Wednesday, March 7, 2012
REVIEW: The Sisters Brothers, by Patrick deWitt
I picked up The Sisters Brothers because I had time to kill at the airport one day and because my friend Ann Kingman of Books on the Nightstand said it was great. Well, it is. It is great.
Set in the Gold Rush days of California and Oregon, The Sisters Brothers tells the story of a pair of hired killers and their last big job. Eli and Charlie Sisters are sent to kill Hermann Kermit Warm; Warm has invented a formula for finding gold and their boss wants the formula. Eli narrates the story, and he is a wonderful fictional creation. I don't know how to describe Eli except to say he's a nerd who ended up in the wrong profession. Overweight and bumbling, with a horse as desperate as himself for love and affection, he grows in self-confidence as events go slowly and tragically awry. When the story opens, Charlie is the "lead man," the one who fancies himself in charge. But little by little, slowpoke Eli takes the reins. Eli has a quiet charm and likability that almost make me forget he's a serial killer on a mission.

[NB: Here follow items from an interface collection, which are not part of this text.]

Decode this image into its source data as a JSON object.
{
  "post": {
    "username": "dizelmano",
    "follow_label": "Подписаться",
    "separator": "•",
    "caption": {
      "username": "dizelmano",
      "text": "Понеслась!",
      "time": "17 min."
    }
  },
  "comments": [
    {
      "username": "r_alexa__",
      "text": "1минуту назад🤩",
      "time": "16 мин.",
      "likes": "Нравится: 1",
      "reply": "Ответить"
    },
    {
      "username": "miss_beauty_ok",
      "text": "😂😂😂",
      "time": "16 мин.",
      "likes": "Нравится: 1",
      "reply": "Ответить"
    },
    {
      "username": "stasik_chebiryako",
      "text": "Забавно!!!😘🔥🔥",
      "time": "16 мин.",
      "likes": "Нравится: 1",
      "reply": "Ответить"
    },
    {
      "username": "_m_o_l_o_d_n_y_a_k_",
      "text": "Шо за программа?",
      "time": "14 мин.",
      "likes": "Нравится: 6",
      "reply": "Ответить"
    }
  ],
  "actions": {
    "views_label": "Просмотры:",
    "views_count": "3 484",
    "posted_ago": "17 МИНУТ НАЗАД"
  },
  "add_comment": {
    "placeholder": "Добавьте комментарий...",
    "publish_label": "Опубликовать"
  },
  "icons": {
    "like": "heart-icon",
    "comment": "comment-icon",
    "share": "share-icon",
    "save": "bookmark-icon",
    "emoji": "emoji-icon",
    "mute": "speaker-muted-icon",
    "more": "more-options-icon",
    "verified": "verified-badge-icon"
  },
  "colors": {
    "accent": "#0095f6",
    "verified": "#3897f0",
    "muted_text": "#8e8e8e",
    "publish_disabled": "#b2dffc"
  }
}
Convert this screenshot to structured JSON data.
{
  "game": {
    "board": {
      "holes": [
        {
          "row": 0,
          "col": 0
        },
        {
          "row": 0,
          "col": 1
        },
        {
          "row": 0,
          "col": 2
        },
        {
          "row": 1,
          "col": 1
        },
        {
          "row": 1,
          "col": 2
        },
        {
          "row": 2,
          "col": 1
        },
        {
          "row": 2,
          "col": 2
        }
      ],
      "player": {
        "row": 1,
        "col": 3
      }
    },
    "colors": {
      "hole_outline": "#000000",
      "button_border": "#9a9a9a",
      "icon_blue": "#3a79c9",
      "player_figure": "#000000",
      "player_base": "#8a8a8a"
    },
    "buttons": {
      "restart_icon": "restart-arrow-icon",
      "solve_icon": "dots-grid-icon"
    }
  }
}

I have to say, I really loved this book. The story follows their adventures as they chase, and eventually find, Warm and his companion. Along the way they stay in flophouse hotels, shop for clothes, try to seduce women and even learn to brush their teeth. It's a picaresque that never gets dull and never ever loses its way. I can see why it was shortlisted for 2011's Man Booker Prize, although as a Western it seems at first glance an unlikely choice for a prestigious European literary award. But it really is that good.
And it's funny. Like, not exactly laugh-out-loud funny but chuckle-enough-to-get-attention funny. Eli has a terrific sense of humor and the situations the brothers find themselves in are frequently absurd to hilarious. Reading The Sisters Brothers makes me want to pick up my Charles Portis stash, or try something else outside my comfort zone. It's just as great a time as I've had reading all year. I'd strongly recommend it to just about any reader. There is some violence but nothing too graphic- although that one scene where the horse's eye- well, you'll see what I mean, no pun intended, if you take my advice and pick up this wonderful novel.
And it counts towards the Complete Booker Challenge!
I'm a Powell's partner and receive a small commission on sales.
FTC Disclosure: I did not receive this book for review.